To the Editor:
I feel compelled to reply to the comments posted by various physicians/neurosurgeons with regard to your most sensible recent article suggesting the creation of centers of excellence for pituitary disorders, adenomas, and diseases. On behalf of patients, I will state that I have an inkling of the feelings and opinions of the professionals involved, but I believe we, the patients, have more vested (our lives) in the outcome of this proposal than most healthcare professionals may be willing to recognize or admit.
The comments and opinions of some of your readers would lead the casual observer to ponder at whom these comments were directed. Although having both a great personal and professional interest expressed in the opinions of some of the surgeons, it becomes crystal clear that some of your readers see the patients and issues under discussion as primarily “dollars and cents” problems requiring market/cost-driven solutions. I have over this period of time been an acromegalic patient for the better part of 76 years, 23 years as a patient advocate, leader, and close observer of all things relating to pituitary education and advances.
Having been in the business world for >50 years, I agree in principle with the concept of centers of excellence while desiring to make it absolutely clear that medicine must function under a different set of rules than, for instance, a restaurant, although similarities are striking and unarguable. Public health and socially accepted rules for health and safety precede every other law, rule, and regulation put in place to save lives and human health while maintaining a viable and robust commercial environment to the satisfaction (we hope) of both the innkeepers and the consumer/restaurant patron.
First, we need to agree that pituitary adenomas/disorders are not in fact a primarily surgical problem to overcome. The problems and therefore the solutions are so multifaceted and difficult to enumerate that a wise surgeon knows when additional specialization is needed and ensures that the patient receives the care and attention required. (He/she also recognizes when his/her skills and professional care are not needed, and uppermost in his/her mind is: Whom should see this patient next?)

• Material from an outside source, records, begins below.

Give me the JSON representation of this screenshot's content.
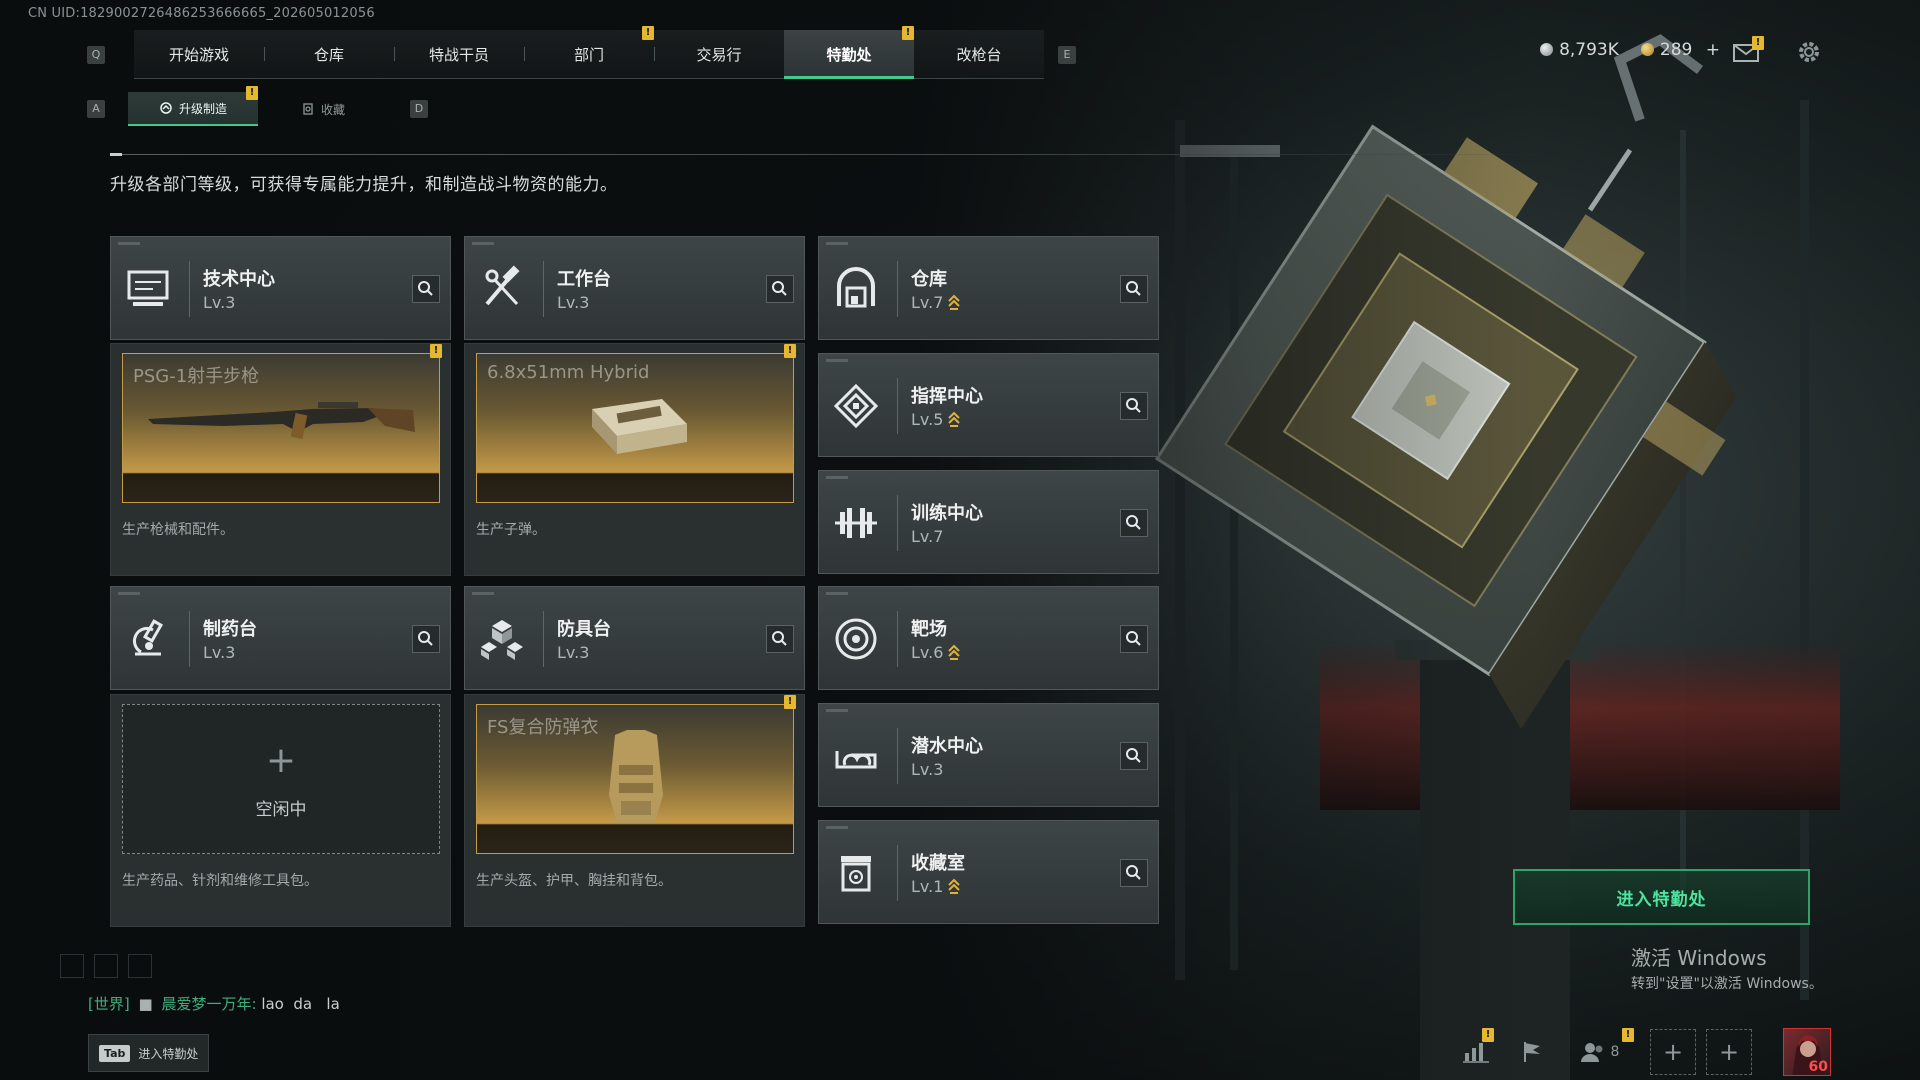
{
  "uid_text": "CN UID:1829002726486253666665_202605012056",
  "keycaps": {
    "left_main": "Q",
    "right_main": "E",
    "left_sub": "A",
    "right_sub": "D"
  },
  "main_nav": {
    "tabs": [
      {
        "label": "开始游戏",
        "active": false,
        "badge": false
      },
      {
        "label": "仓库",
        "active": false,
        "badge": false
      },
      {
        "label": "特战干员",
        "active": false,
        "badge": false
      },
      {
        "label": "部门",
        "active": false,
        "badge": true
      },
      {
        "label": "交易行",
        "active": false,
        "badge": false
      },
      {
        "label": "特勤处",
        "active": true,
        "badge": true
      },
      {
        "label": "改枪台",
        "active": false,
        "badge": false
      }
    ],
    "badge_glyph": "!"
  },
  "currency": {
    "silver": "8,793K",
    "gold": "289",
    "add": "+"
  },
  "sub_nav": {
    "tabs": [
      {
        "label": "升级制造",
        "active": true,
        "icon": "upgrade-icon"
      },
      {
        "label": "收藏",
        "active": false,
        "icon": "collection-icon"
      }
    ]
  },
  "description": "升级各部门等级，可获得专属能力提升，和制造战斗物资的能力。",
  "departments": [
    {
      "name": "技术中心",
      "level": "Lv.3",
      "upgradable": false,
      "icon": "tech-center-icon"
    },
    {
      "name": "工作台",
      "level": "Lv.3",
      "upgradable": false,
      "icon": "workbench-icon"
    },
    {
      "name": "仓库",
      "level": "Lv.7",
      "upgradable": true,
      "icon": "warehouse-icon"
    },
    {
      "name": "指挥中心",
      "level": "Lv.5",
      "upgradable": true,
      "icon": "command-center-icon"
    },
    {
      "name": "训练中心",
      "level": "Lv.7",
      "upgradable": false,
      "icon": "training-center-icon"
    },
    {
      "name": "制药台",
      "level": "Lv.3",
      "upgradable": false,
      "icon": "pharmacy-icon"
    },
    {
      "name": "防具台",
      "level": "Lv.3",
      "upgradable": false,
      "icon": "armor-bench-icon"
    },
    {
      "name": "靶场",
      "level": "Lv.6",
      "upgradable": true,
      "icon": "shooting-range-icon"
    },
    {
      "name": "潜水中心",
      "level": "Lv.3",
      "upgradable": false,
      "icon": "diving-center-icon"
    },
    {
      "name": "收藏室",
      "level": "Lv.1",
      "upgradable": true,
      "icon": "collection-room-icon"
    }
  ],
  "production": [
    {
      "item": "PSG-1射手步枪",
      "desc": "生产枪械和配件。",
      "badge": true,
      "image": "rifle"
    },
    {
      "item": "6.8x51mm Hybrid",
      "desc": "生产子弹。",
      "badge": true,
      "image": "ammo-box"
    },
    {
      "item": "",
      "idle_label": "空闲中",
      "idle_plus": "+",
      "desc": "生产药品、针剂和维修工具包。",
      "badge": false,
      "image": "idle"
    },
    {
      "item": "FS复合防弹衣",
      "desc": "生产头盔、护甲、胸挂和背包。",
      "badge": true,
      "image": "vest"
    }
  ],
  "enter_button": "进入特勤处",
  "windows_activation": {
    "title": "激活 Windows",
    "subtitle": "转到\"设置\"以激活 Windows。"
  },
  "chat": {
    "channel": "[世界]",
    "sender": "晨爱梦一万年:",
    "message": "lao  da   la"
  },
  "tab_hint": {
    "key": "Tab",
    "label": "进入特勤处"
  },
  "bottom_toolbar": {
    "friends_count": "8",
    "add": "+",
    "player_level": "60"
  },
  "colors": {
    "accent_green": "#3fc98d",
    "badge_yellow": "#e6b830",
    "gold_frame": "#c69b45",
    "upgrade_gold": "#e0b23c"
  }
}
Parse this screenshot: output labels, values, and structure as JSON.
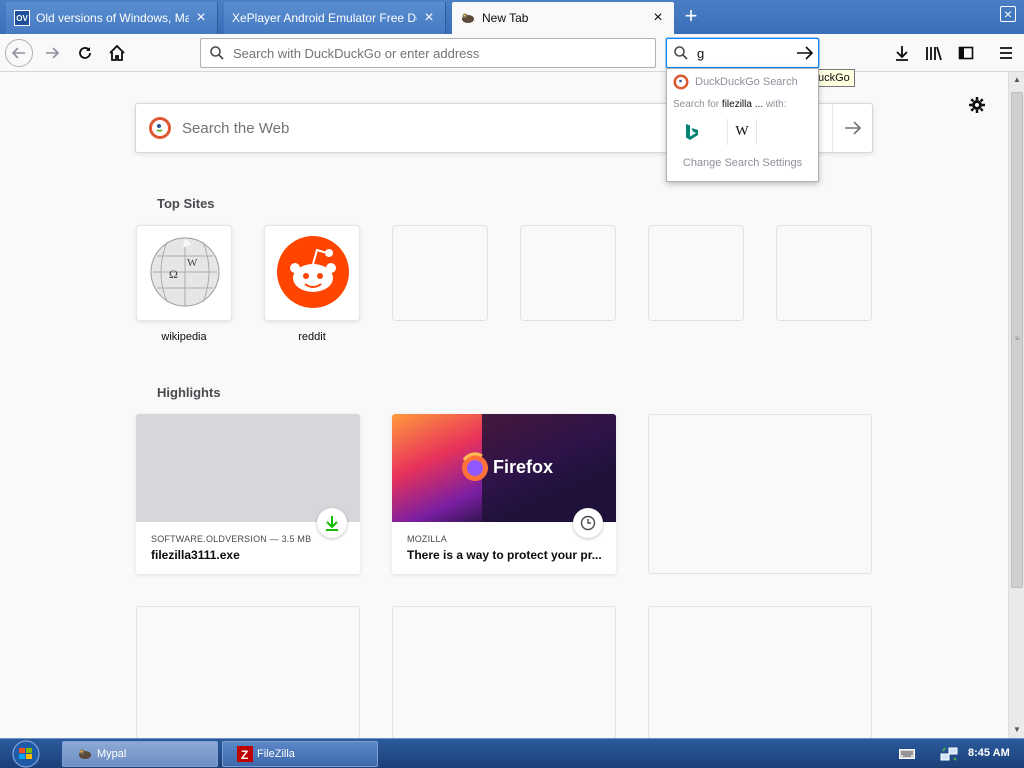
{
  "tabs": [
    {
      "title": "Old versions of Windows, Mac a",
      "favicon": "OV"
    },
    {
      "title": "XePlayer Android Emulator Free Dow",
      "favicon": ""
    },
    {
      "title": "New Tab",
      "favicon": "mypal-icon"
    }
  ],
  "navbar": {
    "url_placeholder": "Search with DuckDuckGo or enter address",
    "search_value": "g"
  },
  "search_popup": {
    "engine_name": "DuckDuckGo Search",
    "search_for_prefix": "Search for ",
    "search_for_query": "filezilla ...",
    "search_for_suffix": " with:",
    "engines": [
      "Bing",
      "Wikipedia"
    ],
    "change_settings": "Change Search Settings",
    "tooltip": "uckGo"
  },
  "content": {
    "web_search_placeholder": "Search the Web",
    "top_sites_title": "Top Sites",
    "top_sites": [
      {
        "label": "wikipedia"
      },
      {
        "label": "reddit"
      },
      {
        "label": ""
      },
      {
        "label": ""
      },
      {
        "label": ""
      },
      {
        "label": ""
      }
    ],
    "highlights_title": "Highlights",
    "highlights": [
      {
        "source": "SOFTWARE.OLDVERSION — 3.5 MB",
        "title": "filezilla3111.exe",
        "badge": "download-icon"
      },
      {
        "source": "MOZILLA",
        "title": "There is a way to protect your pr...",
        "badge": "clock-icon",
        "thumb_text": "Firefox"
      }
    ]
  },
  "taskbar": {
    "items": [
      {
        "label": "Mypal"
      },
      {
        "label": "FileZilla"
      }
    ],
    "clock": "8:45 AM"
  },
  "colors": {
    "accent": "#0a84ff",
    "reddit": "#ff4500",
    "download_green": "#12bc00"
  }
}
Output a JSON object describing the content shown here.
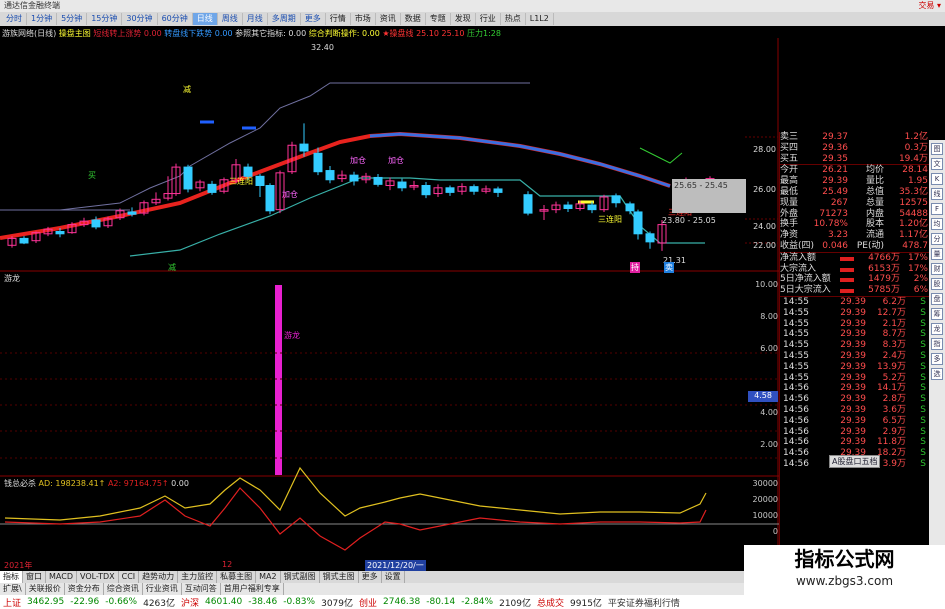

An apprentice/intern/residence program already exists in medicine. How with any degree of credibility can anyone possibly propose that with all the advances in medicine no more advances in pituitary patient care are needed? And yes, we know that apprentices/trainees worked on most of the world’s grand manmade creations from art to cathedrals. How in the name of rational discourse can anyone argue that we have advanced far enough and that little more is needed? With few exceptions, from the hundreds of patients who contact us every year, we have no choice but to conclude that both surgical and medical outcomes in patient treatment are closely linked to training and numerical surgical experiences in the facility where the patient is being treated. I was first acquainted with the concept of pituitary centers of excellence through Dr Charles Wilson, the “near pioneer” in pituitary surgery at University of California, San Francisco, nearly 22 years ago. Dr Wilson is now retired, but I well remember his frustration over the numerous “re-do's” he was called on to handle and the damage that was done by medical/surgical colleagues with very little experience in this area of medicine.
I guess my little epistle may be considered a rant by some, but I hope we can all agree that patient input and experiences have their places in modern medicine and deserve to be considered before being objected to.
The author has no personal financial or institutional interest in any of the drugs, materials, or devices described in this article.